After the Waugh-like economy of 'The Blessing', 'Don't Tell Alfred' is a much freer read, with less ellipses, more detail, and (I'm afraid), a little more padding. Yet for all the big smiles it puts on your face, it reminded me of Anthony Powell's 'Hearing Secret Harmonies', the closing book of his massive novel, 'Dance to the music of time'. Maybe it's because it's the last book of the series, but there is an underlying melancholy throughout, as we see the dying world of the first three novels finally die. Characters alive and vibrant in previous books are suddenly, unemotionally dead; the character of Cedric in 'Climate' undergoes serious revision; and it is dreadful to see mighty Uncle Matthew finally grounded by old age (although there's marvellous life in the old dog yet). The most remarkable thing is Fanny's voice - once a shy, impressionable, envying onlooker, her middle-aged bossiness, confidence (despite the faux-naivete) and control here is beautifully ineffectual.

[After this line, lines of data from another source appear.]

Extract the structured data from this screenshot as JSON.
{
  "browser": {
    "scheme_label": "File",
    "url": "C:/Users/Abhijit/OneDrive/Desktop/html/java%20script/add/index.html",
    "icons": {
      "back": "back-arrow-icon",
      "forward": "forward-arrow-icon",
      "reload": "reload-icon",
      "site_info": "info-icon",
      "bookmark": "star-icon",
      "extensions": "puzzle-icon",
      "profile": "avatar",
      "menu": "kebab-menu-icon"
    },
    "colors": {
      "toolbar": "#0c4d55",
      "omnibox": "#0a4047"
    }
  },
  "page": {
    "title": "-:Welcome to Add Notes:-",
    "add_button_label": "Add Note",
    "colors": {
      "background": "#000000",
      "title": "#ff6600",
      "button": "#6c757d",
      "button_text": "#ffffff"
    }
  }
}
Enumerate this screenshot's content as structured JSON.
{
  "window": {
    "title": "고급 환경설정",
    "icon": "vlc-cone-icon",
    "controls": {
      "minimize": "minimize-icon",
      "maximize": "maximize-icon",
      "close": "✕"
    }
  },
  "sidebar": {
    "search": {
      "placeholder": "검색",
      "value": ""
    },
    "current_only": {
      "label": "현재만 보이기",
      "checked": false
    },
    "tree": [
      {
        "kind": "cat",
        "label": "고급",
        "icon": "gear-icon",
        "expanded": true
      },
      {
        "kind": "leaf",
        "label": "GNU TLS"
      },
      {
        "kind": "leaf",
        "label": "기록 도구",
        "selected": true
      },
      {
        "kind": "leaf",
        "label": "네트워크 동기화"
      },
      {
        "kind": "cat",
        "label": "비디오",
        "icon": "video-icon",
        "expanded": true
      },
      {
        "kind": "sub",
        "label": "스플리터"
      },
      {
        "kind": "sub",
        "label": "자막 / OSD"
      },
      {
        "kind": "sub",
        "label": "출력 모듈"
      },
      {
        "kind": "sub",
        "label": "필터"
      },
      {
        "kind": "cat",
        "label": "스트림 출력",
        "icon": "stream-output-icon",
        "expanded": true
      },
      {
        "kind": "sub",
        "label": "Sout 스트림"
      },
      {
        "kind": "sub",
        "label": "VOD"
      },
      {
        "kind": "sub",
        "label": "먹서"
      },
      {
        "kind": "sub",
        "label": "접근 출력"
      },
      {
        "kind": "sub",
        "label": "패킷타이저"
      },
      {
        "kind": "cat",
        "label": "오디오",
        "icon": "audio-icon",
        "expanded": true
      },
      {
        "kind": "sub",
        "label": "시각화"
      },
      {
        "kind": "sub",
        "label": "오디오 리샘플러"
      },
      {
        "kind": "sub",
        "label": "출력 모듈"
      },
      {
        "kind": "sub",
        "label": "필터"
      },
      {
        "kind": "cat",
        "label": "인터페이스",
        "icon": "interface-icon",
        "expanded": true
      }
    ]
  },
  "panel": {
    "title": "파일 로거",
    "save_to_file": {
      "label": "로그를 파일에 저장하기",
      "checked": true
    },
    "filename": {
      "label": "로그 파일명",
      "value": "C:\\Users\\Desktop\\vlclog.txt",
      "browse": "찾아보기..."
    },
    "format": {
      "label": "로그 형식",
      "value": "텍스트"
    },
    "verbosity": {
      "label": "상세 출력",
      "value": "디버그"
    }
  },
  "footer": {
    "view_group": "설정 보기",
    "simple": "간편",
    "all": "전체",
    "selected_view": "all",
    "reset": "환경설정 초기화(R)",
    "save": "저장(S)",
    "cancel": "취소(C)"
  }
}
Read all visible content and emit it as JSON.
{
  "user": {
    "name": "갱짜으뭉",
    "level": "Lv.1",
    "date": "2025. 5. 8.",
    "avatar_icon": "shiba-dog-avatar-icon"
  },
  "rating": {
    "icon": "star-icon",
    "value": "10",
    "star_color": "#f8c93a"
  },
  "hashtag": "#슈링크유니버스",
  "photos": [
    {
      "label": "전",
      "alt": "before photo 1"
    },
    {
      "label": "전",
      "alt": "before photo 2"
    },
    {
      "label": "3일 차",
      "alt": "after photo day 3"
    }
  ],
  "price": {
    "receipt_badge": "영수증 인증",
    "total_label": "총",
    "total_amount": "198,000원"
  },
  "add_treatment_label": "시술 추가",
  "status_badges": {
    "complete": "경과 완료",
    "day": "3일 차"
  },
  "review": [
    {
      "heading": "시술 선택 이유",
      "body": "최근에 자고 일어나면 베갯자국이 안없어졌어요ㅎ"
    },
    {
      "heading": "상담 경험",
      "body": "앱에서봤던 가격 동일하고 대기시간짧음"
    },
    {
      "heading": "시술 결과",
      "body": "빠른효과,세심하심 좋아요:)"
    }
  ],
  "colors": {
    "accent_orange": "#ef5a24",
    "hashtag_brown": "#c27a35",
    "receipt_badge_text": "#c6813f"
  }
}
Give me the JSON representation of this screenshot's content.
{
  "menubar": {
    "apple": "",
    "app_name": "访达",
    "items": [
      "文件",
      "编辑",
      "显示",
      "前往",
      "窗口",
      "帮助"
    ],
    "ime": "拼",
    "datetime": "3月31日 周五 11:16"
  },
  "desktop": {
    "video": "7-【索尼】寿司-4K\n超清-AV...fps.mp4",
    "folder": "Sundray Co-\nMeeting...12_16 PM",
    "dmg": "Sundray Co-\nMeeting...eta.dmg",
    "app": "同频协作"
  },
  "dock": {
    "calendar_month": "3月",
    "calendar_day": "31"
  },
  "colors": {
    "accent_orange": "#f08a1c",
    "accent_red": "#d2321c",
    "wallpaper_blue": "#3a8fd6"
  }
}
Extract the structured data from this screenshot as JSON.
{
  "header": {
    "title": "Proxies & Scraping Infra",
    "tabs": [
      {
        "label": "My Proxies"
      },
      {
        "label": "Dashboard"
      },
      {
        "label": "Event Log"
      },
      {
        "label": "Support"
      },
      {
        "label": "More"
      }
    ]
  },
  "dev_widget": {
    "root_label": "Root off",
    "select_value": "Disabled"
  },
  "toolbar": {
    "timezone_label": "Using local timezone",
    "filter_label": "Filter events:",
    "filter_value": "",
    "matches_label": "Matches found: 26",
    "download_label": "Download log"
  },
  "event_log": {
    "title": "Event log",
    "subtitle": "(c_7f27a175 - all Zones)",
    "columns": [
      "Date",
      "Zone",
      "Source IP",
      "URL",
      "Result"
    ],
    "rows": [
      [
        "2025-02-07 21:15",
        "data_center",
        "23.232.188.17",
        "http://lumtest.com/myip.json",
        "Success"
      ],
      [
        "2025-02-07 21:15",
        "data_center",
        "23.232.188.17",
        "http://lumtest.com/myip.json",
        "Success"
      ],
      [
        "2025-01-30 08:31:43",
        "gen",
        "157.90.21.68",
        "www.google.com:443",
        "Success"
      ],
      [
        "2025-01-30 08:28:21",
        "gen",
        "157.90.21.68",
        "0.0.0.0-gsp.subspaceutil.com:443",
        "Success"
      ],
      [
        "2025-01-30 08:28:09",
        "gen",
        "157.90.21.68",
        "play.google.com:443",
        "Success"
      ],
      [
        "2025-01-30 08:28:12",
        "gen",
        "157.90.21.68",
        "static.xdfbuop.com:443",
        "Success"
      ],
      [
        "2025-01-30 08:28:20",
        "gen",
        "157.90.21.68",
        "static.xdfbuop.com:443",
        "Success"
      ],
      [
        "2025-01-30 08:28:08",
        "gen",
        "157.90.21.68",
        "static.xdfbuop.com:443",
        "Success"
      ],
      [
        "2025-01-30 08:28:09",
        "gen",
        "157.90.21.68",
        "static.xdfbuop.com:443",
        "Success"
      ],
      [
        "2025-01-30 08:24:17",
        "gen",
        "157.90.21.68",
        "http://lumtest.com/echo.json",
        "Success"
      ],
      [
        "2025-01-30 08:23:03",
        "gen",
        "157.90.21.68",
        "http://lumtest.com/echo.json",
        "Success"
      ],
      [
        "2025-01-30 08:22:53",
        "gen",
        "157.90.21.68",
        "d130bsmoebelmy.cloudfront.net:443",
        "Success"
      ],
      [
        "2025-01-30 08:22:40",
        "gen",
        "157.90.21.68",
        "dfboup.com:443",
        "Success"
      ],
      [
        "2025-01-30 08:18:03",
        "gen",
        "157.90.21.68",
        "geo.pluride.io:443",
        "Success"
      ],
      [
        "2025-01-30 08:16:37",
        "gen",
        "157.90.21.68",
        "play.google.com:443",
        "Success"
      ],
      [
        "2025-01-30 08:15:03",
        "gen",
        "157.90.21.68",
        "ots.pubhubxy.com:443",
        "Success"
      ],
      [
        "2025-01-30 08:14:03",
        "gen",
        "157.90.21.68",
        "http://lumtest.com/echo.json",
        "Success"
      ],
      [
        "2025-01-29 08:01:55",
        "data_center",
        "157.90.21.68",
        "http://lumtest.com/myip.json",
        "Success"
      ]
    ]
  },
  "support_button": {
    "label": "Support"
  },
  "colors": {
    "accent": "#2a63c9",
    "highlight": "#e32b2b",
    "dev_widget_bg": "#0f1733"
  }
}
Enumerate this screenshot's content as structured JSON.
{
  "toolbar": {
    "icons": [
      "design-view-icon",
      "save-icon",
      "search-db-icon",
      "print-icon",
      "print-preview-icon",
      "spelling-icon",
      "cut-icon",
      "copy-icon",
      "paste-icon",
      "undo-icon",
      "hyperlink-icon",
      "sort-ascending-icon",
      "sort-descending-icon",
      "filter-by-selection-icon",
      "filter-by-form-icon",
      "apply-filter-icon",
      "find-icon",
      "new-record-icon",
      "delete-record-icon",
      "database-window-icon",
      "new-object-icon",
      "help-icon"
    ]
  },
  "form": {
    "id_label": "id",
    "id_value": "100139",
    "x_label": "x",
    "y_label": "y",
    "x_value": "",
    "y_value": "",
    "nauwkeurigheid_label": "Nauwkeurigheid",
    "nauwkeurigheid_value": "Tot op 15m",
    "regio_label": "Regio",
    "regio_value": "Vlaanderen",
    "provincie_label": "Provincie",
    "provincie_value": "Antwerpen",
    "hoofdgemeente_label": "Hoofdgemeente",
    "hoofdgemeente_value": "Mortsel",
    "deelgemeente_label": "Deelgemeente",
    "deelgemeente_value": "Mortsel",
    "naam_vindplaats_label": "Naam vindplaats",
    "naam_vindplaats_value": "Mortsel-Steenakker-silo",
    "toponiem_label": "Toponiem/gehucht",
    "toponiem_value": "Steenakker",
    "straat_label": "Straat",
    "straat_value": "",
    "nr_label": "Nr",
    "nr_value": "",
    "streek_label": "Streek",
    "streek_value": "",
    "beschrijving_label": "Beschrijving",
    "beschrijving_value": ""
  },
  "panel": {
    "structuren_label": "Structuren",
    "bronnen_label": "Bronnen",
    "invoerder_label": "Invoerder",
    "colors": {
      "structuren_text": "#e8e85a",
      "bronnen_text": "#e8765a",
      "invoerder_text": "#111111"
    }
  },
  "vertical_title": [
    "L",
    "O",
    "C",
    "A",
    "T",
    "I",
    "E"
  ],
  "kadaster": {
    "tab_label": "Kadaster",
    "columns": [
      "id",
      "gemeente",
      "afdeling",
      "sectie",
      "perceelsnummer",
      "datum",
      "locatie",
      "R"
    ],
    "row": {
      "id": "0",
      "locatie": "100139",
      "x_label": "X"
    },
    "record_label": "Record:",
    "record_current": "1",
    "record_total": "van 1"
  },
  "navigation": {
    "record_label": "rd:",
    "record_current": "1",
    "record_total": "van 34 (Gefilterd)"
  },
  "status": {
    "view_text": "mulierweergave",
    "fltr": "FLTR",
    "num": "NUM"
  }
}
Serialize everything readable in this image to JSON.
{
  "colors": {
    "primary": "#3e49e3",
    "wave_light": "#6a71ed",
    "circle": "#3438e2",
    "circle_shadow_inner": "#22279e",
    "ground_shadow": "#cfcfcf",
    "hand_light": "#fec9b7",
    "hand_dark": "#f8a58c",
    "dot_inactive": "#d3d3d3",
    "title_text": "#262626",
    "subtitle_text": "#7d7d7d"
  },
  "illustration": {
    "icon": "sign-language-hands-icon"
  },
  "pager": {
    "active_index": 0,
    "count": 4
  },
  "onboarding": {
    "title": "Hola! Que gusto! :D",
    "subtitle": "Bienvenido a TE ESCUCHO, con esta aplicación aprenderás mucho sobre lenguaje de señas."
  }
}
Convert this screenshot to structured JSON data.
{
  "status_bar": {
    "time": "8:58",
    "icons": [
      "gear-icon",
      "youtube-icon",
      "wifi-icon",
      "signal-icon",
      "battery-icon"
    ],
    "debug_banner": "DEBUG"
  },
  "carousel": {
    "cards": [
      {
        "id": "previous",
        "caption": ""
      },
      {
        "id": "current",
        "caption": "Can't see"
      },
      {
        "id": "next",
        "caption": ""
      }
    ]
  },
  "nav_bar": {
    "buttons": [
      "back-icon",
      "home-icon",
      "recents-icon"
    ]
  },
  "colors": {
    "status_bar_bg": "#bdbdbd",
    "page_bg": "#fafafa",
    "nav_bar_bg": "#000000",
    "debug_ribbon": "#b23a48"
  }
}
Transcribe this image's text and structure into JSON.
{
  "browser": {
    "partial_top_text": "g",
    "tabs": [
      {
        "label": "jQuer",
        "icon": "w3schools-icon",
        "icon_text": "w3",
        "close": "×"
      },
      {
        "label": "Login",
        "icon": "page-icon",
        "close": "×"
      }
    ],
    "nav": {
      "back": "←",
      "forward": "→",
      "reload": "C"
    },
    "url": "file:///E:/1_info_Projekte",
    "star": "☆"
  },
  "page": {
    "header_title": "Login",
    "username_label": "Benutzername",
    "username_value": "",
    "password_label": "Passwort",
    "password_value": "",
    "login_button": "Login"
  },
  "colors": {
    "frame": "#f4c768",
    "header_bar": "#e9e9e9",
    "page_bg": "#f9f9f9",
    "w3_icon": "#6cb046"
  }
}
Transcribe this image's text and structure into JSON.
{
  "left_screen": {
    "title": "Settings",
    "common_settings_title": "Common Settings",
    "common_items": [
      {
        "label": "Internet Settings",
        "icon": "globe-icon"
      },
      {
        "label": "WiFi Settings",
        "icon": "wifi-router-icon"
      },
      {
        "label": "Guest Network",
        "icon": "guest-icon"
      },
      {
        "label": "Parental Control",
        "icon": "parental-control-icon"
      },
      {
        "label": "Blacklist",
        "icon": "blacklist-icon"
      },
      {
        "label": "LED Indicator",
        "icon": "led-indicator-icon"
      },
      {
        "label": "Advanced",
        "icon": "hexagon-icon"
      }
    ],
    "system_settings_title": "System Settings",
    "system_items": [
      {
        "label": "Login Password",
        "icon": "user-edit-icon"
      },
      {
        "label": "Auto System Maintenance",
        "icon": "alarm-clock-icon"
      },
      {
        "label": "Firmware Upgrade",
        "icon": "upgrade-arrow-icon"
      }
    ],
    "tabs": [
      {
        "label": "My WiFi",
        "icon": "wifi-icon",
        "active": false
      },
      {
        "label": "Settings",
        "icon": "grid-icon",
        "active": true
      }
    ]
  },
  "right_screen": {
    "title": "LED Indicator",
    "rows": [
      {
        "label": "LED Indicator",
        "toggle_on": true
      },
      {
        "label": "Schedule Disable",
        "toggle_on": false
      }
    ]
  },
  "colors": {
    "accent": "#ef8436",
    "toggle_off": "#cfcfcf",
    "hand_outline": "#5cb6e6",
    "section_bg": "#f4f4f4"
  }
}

The Yanky Fonzy climax is a great way to end the series.
Most Recent Customer Reviews
This is the third book of the trilogy. It isn't as funny as the other two, and the only real life person in it is the uncle, who comes in at the end for one small scene, then... Read morePublished 7 months ago by S. Morrison
If you enjoy true wit as dry and sparkling as good champagne, Don't Tell Alfred is the book for you. Read morePublished 12 months ago by Kerneen Wright
I have been reading and re-reading Nancy Mitford's novels and non fiction for many years but I seem to have missed this one. Read morePublished 18 months ago by David P. Chandler
Nancy Mitford, the oldest of the famous sisters is a charming novelist. Her books are highly readable and very enjoyable. Read morePublished 19 months ago by LPW
Love the Mitford voice and vision of her world. A window in to a social class and era gone by. Extremely humorous, worldly, witty and warm.Published 22 months ago by Susan F. Weber
Yes, a dull Mitford book. I couldn't finish it. Maybe I'm just sick of the Mitfords who after all were not a very nice bunch.Published 23 months ago by Happy Hill